What Not to Include in Your Business Email Signature
Note: this article is part of a series about current issues to consider when writing business email. Subscribe to this blog to receive the full series.
A business email signature I received today from a Human Resource manager included this somewhat inspirational quote:
“Just when the caterpillar thought its’ life was over, it became a butterfly.”
While I often tend to agree with inspirational insights theoretically, do not include them in your business email signature.
They are distracting from the core message of your email. Business email volume is heavy, and we need to streamline our messages to assist busy readers. This quote offers only unrelated extraneous content, and requires additional valuable reader time – never good practice.
(Additionally, there is a grammar error. Its’ is a grammatical formation that does not exist. The possessive form of its is its. Correct it's vs. its grammar should be, “Just when the caterpillar thought its life was over…” )
Match Business Email Signature to Your Reader
This quote is particularly odd for a Human Resources manager, given the layoffs occurring across many companies. There is an oblique hint of ending/layoff mentioned, and reminder of this in an email from Human Resources is not helpful! This statement could easily cause employees to worry needlessly.
Email signatures can be hugely valuable for marketing:
- Use business email signatures to increase sales
- Announce new initiatives to internal staff
- Announce new products or events to external contacts
- Highlight a new marketing initiative
- Inspirational quotes
- Any political statements
- Any religious statements
- Colorful fonts. Keep your business email signature clean and professional
- A jpg image. Many email clients will add this as an attachment only. They are not helpful and add clutter.
About the author

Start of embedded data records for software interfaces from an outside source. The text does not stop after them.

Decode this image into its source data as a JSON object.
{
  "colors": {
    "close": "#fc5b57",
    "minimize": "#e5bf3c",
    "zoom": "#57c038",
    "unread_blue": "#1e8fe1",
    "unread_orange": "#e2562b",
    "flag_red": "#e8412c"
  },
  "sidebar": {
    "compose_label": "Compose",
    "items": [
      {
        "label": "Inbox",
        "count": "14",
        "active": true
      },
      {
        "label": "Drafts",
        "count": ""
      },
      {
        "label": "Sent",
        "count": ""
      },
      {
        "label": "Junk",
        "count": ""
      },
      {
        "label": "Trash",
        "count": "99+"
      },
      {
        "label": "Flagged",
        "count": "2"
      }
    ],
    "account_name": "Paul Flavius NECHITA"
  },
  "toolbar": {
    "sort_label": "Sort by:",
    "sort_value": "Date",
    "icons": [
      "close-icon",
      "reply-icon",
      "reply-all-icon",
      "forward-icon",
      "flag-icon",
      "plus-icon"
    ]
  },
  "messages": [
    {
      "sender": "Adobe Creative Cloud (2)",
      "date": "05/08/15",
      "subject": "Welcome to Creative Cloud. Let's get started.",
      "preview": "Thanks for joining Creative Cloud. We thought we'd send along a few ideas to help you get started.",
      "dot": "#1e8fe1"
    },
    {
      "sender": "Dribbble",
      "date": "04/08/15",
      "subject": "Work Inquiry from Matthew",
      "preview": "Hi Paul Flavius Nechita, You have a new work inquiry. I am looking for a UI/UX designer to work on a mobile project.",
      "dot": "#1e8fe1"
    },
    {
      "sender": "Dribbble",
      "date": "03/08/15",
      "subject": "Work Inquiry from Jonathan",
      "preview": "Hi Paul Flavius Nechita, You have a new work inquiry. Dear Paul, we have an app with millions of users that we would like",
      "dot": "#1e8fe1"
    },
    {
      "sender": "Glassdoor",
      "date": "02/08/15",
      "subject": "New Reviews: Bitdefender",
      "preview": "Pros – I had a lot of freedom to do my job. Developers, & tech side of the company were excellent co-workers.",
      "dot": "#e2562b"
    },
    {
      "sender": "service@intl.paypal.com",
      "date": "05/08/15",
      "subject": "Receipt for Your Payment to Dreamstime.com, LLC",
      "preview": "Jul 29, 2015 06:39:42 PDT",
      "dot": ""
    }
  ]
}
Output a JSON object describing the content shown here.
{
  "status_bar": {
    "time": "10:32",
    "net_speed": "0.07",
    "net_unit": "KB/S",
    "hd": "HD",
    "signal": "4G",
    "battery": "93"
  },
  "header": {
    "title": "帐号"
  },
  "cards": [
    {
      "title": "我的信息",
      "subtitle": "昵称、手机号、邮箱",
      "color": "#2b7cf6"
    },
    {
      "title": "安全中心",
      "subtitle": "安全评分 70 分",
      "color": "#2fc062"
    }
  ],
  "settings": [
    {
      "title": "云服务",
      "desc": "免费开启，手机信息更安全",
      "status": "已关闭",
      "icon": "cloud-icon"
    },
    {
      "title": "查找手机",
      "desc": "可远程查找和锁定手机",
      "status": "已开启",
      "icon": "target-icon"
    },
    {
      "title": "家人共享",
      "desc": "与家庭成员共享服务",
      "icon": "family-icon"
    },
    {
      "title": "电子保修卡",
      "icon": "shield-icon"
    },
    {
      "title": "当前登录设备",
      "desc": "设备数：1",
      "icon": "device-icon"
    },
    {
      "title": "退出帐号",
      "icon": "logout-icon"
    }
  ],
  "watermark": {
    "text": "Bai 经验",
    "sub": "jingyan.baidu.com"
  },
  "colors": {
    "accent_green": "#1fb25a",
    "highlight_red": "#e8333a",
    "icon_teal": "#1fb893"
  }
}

Mary founded Instructional Solutions in 1998, and is an internationally recognized business writing trainer and executive writing coach with two decades of experience helping thousands of individuals and businesses master the strategic skill of business writing. She excels at designing customized business writing training programs to maximize productivity, advance business objectives, and convey complex information. She holds a B.A. in English from the University of Rhode Island, an M.A. in English Literature from Boston College, and a C.A.G.S. in Composition and Rhetoric from the University of New Hampshire.